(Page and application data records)
* * * *

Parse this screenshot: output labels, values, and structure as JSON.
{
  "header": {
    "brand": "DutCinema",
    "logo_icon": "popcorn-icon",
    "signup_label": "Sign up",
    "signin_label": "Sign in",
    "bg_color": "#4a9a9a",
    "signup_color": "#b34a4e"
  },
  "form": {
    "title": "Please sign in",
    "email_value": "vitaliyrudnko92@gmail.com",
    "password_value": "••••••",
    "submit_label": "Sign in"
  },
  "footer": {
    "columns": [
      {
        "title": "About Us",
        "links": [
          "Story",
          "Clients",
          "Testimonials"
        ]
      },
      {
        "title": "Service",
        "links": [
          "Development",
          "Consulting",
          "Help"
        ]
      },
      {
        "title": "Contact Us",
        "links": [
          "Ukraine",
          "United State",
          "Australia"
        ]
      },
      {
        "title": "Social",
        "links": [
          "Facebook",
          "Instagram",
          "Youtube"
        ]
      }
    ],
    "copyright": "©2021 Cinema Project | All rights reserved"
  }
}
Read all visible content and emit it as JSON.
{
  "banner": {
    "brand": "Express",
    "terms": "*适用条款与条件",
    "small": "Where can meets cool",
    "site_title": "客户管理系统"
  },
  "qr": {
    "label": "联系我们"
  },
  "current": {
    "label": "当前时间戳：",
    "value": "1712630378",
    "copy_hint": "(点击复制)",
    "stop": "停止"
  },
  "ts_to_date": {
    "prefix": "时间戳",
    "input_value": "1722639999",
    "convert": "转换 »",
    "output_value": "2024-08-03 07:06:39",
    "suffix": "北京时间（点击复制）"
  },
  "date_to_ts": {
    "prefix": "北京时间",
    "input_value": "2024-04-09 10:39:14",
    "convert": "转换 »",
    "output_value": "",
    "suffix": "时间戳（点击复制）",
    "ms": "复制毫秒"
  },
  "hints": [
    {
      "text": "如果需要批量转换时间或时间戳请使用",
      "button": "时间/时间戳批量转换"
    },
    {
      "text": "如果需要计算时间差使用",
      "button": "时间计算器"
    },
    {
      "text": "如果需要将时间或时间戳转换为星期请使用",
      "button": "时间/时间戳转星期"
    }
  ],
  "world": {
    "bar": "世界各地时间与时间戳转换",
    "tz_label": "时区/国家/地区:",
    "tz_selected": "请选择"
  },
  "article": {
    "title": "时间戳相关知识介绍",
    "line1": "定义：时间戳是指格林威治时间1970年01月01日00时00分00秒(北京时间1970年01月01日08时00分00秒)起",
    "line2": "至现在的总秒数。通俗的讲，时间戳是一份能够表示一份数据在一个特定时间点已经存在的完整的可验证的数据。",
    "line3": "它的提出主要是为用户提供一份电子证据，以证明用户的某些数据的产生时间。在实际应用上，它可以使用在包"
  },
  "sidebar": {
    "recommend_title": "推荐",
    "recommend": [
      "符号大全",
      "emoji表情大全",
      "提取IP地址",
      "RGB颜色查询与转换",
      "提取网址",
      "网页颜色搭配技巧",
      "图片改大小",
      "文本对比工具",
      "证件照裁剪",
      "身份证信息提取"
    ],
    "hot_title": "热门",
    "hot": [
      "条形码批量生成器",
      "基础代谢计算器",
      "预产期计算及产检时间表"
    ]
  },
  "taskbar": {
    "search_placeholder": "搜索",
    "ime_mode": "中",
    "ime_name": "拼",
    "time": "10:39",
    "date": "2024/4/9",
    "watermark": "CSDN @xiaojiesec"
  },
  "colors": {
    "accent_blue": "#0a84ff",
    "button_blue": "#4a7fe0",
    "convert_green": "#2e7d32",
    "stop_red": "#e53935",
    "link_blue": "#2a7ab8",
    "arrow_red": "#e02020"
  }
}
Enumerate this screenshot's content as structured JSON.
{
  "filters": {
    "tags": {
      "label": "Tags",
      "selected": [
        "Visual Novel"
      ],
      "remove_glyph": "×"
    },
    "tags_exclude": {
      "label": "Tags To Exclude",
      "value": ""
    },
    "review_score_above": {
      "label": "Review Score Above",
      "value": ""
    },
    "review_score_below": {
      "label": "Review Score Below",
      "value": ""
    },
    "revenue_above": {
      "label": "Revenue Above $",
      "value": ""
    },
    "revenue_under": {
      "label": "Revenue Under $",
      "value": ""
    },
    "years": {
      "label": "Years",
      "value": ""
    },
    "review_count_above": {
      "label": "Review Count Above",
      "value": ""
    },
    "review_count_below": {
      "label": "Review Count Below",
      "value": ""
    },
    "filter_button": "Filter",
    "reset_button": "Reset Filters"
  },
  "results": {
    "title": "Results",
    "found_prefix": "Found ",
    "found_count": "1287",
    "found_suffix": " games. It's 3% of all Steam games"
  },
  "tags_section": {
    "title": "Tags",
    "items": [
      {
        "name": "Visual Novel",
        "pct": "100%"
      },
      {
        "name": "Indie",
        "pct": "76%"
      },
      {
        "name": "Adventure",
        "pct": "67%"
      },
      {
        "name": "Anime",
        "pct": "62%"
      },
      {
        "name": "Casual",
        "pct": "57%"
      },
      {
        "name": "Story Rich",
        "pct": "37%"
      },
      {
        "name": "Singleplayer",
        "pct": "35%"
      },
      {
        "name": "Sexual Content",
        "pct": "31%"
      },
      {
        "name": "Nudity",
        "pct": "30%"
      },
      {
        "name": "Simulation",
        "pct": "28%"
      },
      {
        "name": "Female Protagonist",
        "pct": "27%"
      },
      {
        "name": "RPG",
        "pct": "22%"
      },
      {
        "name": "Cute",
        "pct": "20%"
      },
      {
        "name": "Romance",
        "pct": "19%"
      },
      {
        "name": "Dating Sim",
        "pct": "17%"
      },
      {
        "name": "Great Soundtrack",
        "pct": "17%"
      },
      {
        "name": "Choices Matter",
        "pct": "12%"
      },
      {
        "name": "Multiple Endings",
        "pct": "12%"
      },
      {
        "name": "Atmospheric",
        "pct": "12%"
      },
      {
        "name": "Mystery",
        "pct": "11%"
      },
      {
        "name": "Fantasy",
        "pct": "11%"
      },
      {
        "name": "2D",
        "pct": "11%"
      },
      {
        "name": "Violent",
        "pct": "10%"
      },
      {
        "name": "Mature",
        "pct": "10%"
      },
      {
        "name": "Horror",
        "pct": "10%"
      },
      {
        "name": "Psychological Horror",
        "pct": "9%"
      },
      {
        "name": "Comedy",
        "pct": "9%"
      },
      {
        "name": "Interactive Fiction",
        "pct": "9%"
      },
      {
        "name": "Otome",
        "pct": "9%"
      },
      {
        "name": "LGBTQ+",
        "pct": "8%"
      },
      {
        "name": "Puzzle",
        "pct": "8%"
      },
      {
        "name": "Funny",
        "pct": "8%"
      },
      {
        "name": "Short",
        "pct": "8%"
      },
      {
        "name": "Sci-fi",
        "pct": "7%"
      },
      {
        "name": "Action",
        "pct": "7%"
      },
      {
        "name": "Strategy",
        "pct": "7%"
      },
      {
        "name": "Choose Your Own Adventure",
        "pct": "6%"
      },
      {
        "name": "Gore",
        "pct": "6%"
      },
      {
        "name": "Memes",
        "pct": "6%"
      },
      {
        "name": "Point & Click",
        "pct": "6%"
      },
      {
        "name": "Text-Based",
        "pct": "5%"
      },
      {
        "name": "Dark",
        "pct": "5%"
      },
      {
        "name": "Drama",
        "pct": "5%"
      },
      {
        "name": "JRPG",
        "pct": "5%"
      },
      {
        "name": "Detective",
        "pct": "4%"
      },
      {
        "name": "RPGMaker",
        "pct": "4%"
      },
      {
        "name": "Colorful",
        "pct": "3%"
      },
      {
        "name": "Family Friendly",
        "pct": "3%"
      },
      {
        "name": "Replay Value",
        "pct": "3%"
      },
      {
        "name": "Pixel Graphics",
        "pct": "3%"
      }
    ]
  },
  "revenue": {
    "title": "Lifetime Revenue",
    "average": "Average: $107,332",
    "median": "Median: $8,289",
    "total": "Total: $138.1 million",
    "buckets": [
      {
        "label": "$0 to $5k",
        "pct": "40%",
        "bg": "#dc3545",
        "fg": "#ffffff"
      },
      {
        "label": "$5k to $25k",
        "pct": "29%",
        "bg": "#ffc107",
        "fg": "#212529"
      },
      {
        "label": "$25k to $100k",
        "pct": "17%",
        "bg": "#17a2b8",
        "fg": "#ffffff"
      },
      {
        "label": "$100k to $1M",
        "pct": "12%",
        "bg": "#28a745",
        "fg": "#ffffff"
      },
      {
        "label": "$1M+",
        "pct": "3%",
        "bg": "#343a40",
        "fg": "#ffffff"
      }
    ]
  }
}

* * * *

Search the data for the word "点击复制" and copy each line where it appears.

    "copy_hint": "(点击复制)",
    "suffix": "北京时间（点击复制）"
    "suffix": "时间戳（点击复制）",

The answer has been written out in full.